State media have been critical of Wu and his tactics. The Party-run People’s Daily wrote in May that since the stabbing case, “his clown-like acts and vulgar performances have never been absent from the scene of any hot issues around the country.”
“As time went on, he grew bolder, his acts more outrageous to put pressure on local governments and achieve personal gains,” the paper wrote. “He even used illegal means that were degrading, and he launched vicious attacks, but he labeled all of these as unique ‘performance art.'”
In 2012, when local residents in a Fujian province community were protesting what they considered an unfair seizure of their land by local officials, Wu targeted the female official most associated with the seizure. He put a likeness of her face on a naked mannequin and then uploaded photos of himself making obscene gestures with it, the People’s Daily said.
Wu was arrested May 19 in the southeastern city of Nanchang. He had traveled there after defense lawyers were denied access to files in a case in which four men were serving prison time for a double murder despite a later confession from a fifth man.
Wu wanted to put pressure on the court’s chief judge, Zhang Zhonghou. In social media, Wu called Zhang a rogue and said he planned to hold a mock funeral for him, order white chrysanthemums for mourning and parade a statue of him around town.
He was arrested after unfurling a banner that insulted the judge. He was later moved to the Fujian Province city of Xiamen, where he faces broader charges of causing trouble and inciting to overthrow state power, though prosecutors have not released details of the case against him.
Wu could not be reached for comment. His lawyers, Li Fangping and Yan Xin, have argued that his acts are a protected form of free speech and that public officials should be subjected to a higher level of scrutiny than the public.
Zhang Weiyu, one of the lawyers representing the four men believed to have been wrongfully convicted, said they were hoping Wu’s activism would “prod the authorities into doing the right thing.”
“And in reality, it did help raise the profile of our case.

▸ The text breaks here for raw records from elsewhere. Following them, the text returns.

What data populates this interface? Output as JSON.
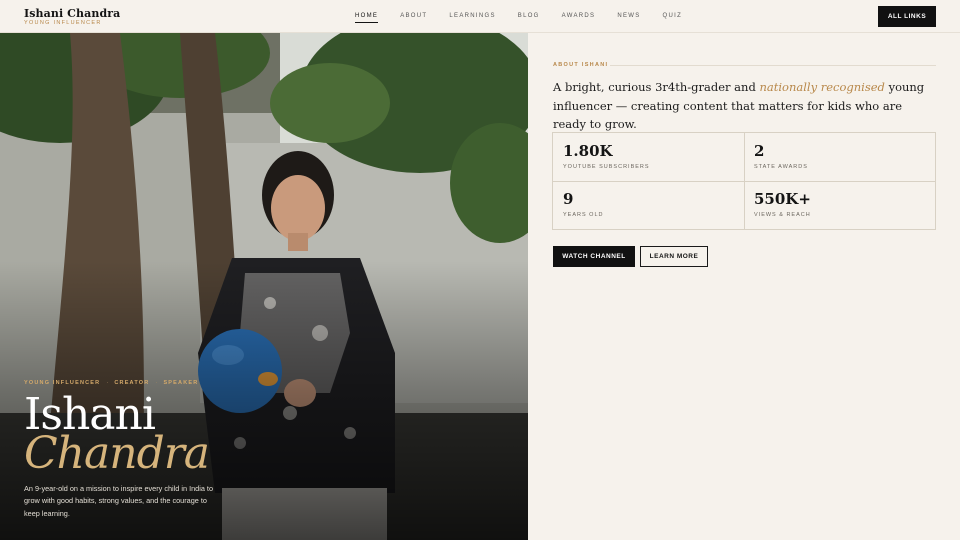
{
  "brand": {
    "name": "Ishani Chandra",
    "subtitle": "YOUNG INFLUENCER"
  },
  "nav": {
    "items": [
      {
        "label": "HOME",
        "active": true
      },
      {
        "label": "ABOUT",
        "active": false
      },
      {
        "label": "LEARNINGS",
        "active": false
      },
      {
        "label": "BLOG",
        "active": false
      },
      {
        "label": "AWARDS",
        "active": false
      },
      {
        "label": "NEWS",
        "active": false
      },
      {
        "label": "QUIZ",
        "active": false
      }
    ],
    "cta_label": "ALL LINKS"
  },
  "hero": {
    "tags": [
      "YOUNG INFLUENCER",
      "CREATOR",
      "SPEAKER"
    ],
    "first_name": "Ishani",
    "last_name": "Chandra",
    "description": "An 9-year-old on a mission to inspire every child in India to grow with good habits, strong values, and the courage to keep learning."
  },
  "about": {
    "label": "ABOUT ISHANI",
    "text_before": "A bright, curious 3r4th-grader and ",
    "text_highlight": "nationally recognised",
    "text_after": " young influencer — creating content that matters for kids who are ready to grow."
  },
  "stats": [
    {
      "value": "1.80K",
      "label": "YOUTUBE SUBSCRIBERS"
    },
    {
      "value": "2",
      "label": "STATE AWARDS"
    },
    {
      "value": "9",
      "label": "YEARS OLD"
    },
    {
      "value": "550K+",
      "label": "VIEWS & REACH"
    }
  ],
  "actions": {
    "watch_label": "WATCH CHANNEL",
    "learn_label": "LEARN MORE"
  },
  "colors": {
    "accent": "#b8884a",
    "background": "#f6f2ec",
    "dark": "#111111"
  }
}
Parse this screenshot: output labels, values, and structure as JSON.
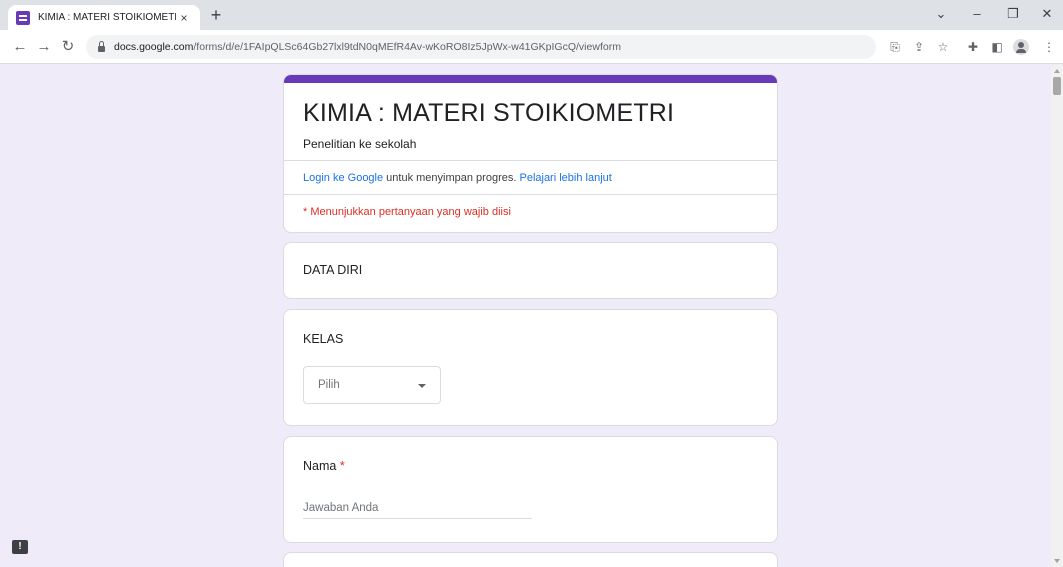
{
  "browser": {
    "tab_title": "KIMIA : MATERI STOIKIOMETRI",
    "tab_close": "×",
    "new_tab": "+",
    "url_host": "docs.google.com",
    "url_path": "/forms/d/e/1FAIpQLSc64Gb27lxl9tdN0qMEfR4Av-wKoRO8Iz5JpWx-w41GKpIGcQ/viewform",
    "icons": [
      "back-arrow-icon",
      "forward-arrow-icon",
      "reload-icon",
      "lock-icon",
      "translate-icon",
      "share-icon",
      "star-icon",
      "extensions-icon",
      "side-panel-icon",
      "profile-icon",
      "menu-icon"
    ]
  },
  "form": {
    "accent_color": "#673ab7",
    "background_color": "#f0ebf8",
    "title": "KIMIA : MATERI STOIKIOMETRI",
    "description": "Penelitian ke sekolah",
    "login": {
      "link_text": "Login ke Google",
      "middle_text": " untuk menyimpan progres. ",
      "learn_more": "Pelajari lebih lanjut"
    },
    "required_note": "* Menunjukkan pertanyaan yang wajib diisi",
    "section_title": "DATA DIRI",
    "questions": [
      {
        "title": "KELAS",
        "required": false,
        "type": "dropdown",
        "selected": "Pilih"
      },
      {
        "title": "Nama",
        "required": true,
        "asterisk": "*",
        "type": "short-text",
        "placeholder": "Jawaban Anda"
      }
    ]
  }
}
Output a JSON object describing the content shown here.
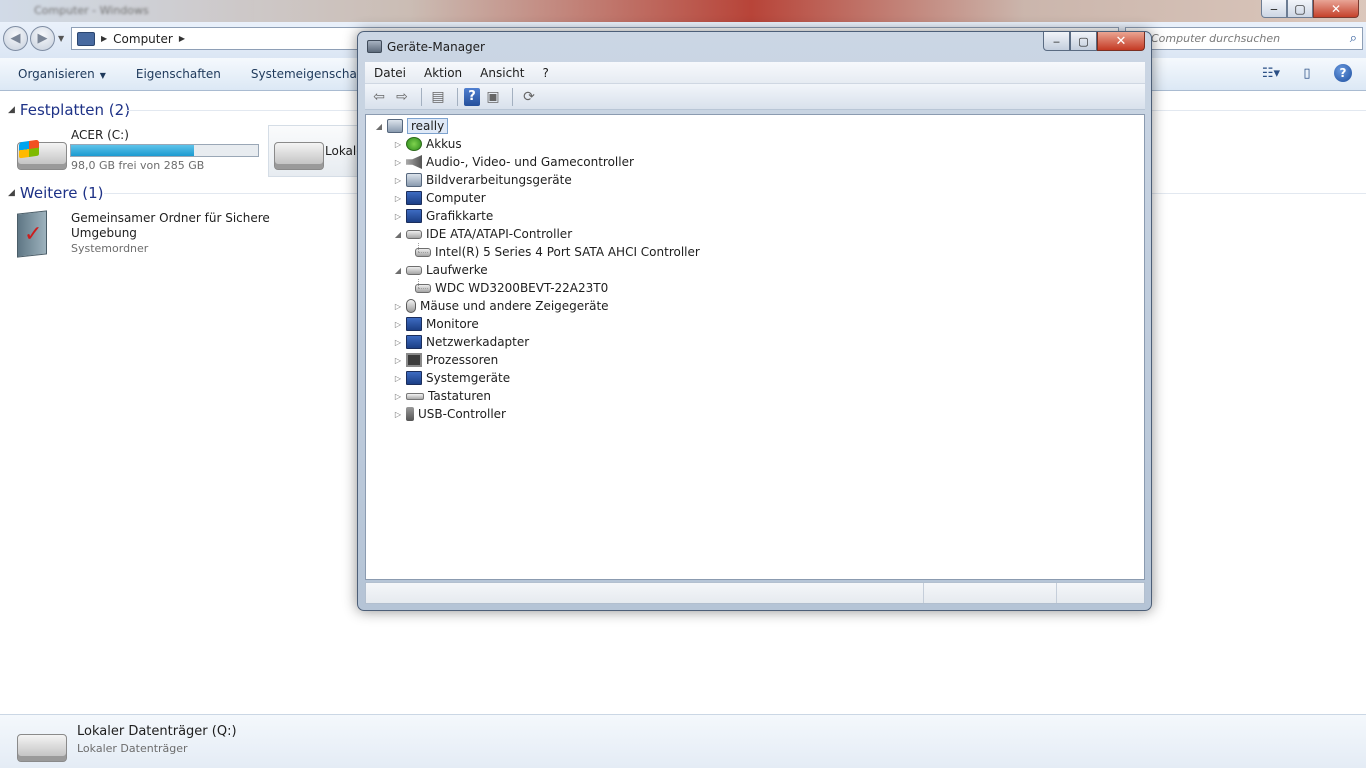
{
  "explorer": {
    "title": "Computer - Windows",
    "window_buttons": {
      "minimize": "‒",
      "maximize": "▢",
      "close": "✕"
    },
    "address": {
      "path": "Computer"
    },
    "search": {
      "placeholder": "Computer durchsuchen"
    },
    "toolbar": {
      "organize": "Organisieren",
      "properties": "Eigenschaften",
      "system_properties": "Systemeigenschaften"
    },
    "groups": {
      "hard_disks": {
        "title": "Festplatten (2)",
        "drives": [
          {
            "name": "ACER (C:)",
            "free_text": "98,0 GB frei von 285 GB",
            "used_fraction": 0.656
          },
          {
            "name": "Lokaler Datenträger (Q:)"
          }
        ]
      },
      "other": {
        "title": "Weitere (1)",
        "items": [
          {
            "name": "Gemeinsamer Ordner für Sichere Umgebung",
            "type": "Systemordner"
          }
        ]
      }
    },
    "details": {
      "name": "Lokaler Datenträger (Q:)",
      "type": "Lokaler Datenträger"
    }
  },
  "device_manager": {
    "title": "Geräte-Manager",
    "window_buttons": {
      "minimize": "‒",
      "maximize": "▢",
      "close": "✕"
    },
    "menu": [
      "Datei",
      "Aktion",
      "Ansicht",
      "?"
    ],
    "toolbar_icons": [
      "back-icon",
      "forward-icon",
      "tree-view-icon",
      "help-icon",
      "properties-icon",
      "scan-hardware-icon"
    ],
    "tree": {
      "root": "really",
      "categories": [
        {
          "label": "Akkus",
          "expanded": false
        },
        {
          "label": "Audio-, Video- und Gamecontroller",
          "expanded": false
        },
        {
          "label": "Bildverarbeitungsgeräte",
          "expanded": false
        },
        {
          "label": "Computer",
          "expanded": false
        },
        {
          "label": "Grafikkarte",
          "expanded": false
        },
        {
          "label": "IDE ATA/ATAPI-Controller",
          "expanded": true,
          "children": [
            "Intel(R) 5 Series 4 Port SATA AHCI Controller"
          ]
        },
        {
          "label": "Laufwerke",
          "expanded": true,
          "children": [
            "WDC WD3200BEVT-22A23T0"
          ]
        },
        {
          "label": "Mäuse und andere Zeigegeräte",
          "expanded": false
        },
        {
          "label": "Monitore",
          "expanded": false
        },
        {
          "label": "Netzwerkadapter",
          "expanded": false
        },
        {
          "label": "Prozessoren",
          "expanded": false
        },
        {
          "label": "Systemgeräte",
          "expanded": false
        },
        {
          "label": "Tastaturen",
          "expanded": false
        },
        {
          "label": "USB-Controller",
          "expanded": false
        }
      ]
    },
    "glyphs": {
      "collapsed": "▷",
      "expanded": "◢"
    }
  }
}
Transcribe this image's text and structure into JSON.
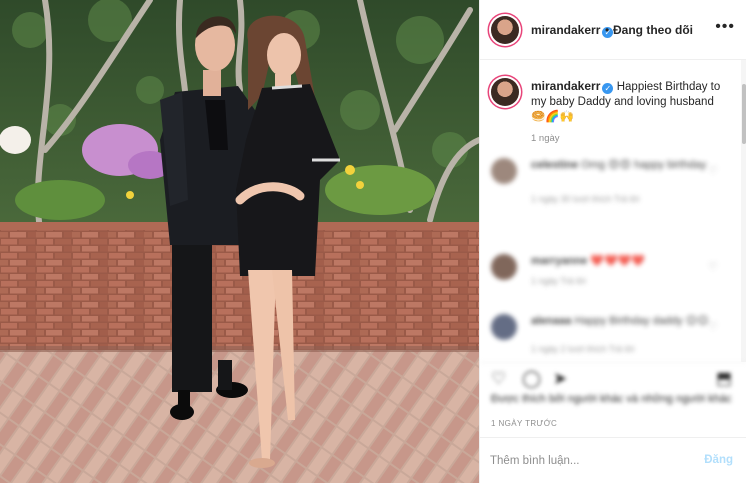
{
  "post": {
    "username": "mirandakerr",
    "follow_status": "Đang theo dõi",
    "separator": "•",
    "more": "•••",
    "verified_mark": "✓",
    "avatar_icon": "profile-avatar",
    "caption_username": "mirandakerr",
    "caption_text": "Happiest Birthday to my baby Daddy and loving husband",
    "caption_emoji": "🥯🌈🙌",
    "caption_time": "1 ngày",
    "posted_ago": "1 NGÀY TRƯỚC",
    "add_comment_placeholder": "Thêm bình luận...",
    "post_button": "Đăng",
    "likes_text": "Được thích bởi người khác và những người khác"
  },
  "comments": [
    {
      "user": "celestine",
      "text": "Omg 😍😍 happy birthday",
      "meta": "1 ngày  30 lượt thích  Trả lời"
    },
    {
      "user": "marryanne",
      "text": "❤️❤️❤️❤️",
      "meta": "1 ngày  Trả lời"
    },
    {
      "user": "alenaaa",
      "text": "Happy Birthday daddy 😊😊",
      "meta": "1 ngày  2 lượt thích  Trả lời"
    }
  ],
  "icons": {
    "heart": "♡",
    "like": "heart-icon",
    "comment": "comment-icon",
    "share": "share-icon",
    "save": "bookmark-icon"
  },
  "colors": {
    "accent": "#3897f0",
    "story_ring": "#e8457a",
    "post_disabled": "#b2dffc"
  }
}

You cannot underestimate the impact his acts have generated,” the lawyer said.
Zhang Weiyu said he does not think Wu’s acts were unlawful, although Wu did push the envelope.
“I really admired his courage, and I cautioned him to be more careful,” he recalled. “And he told me he did not believe he was doing anything wrong, and that he knew the boundaries.”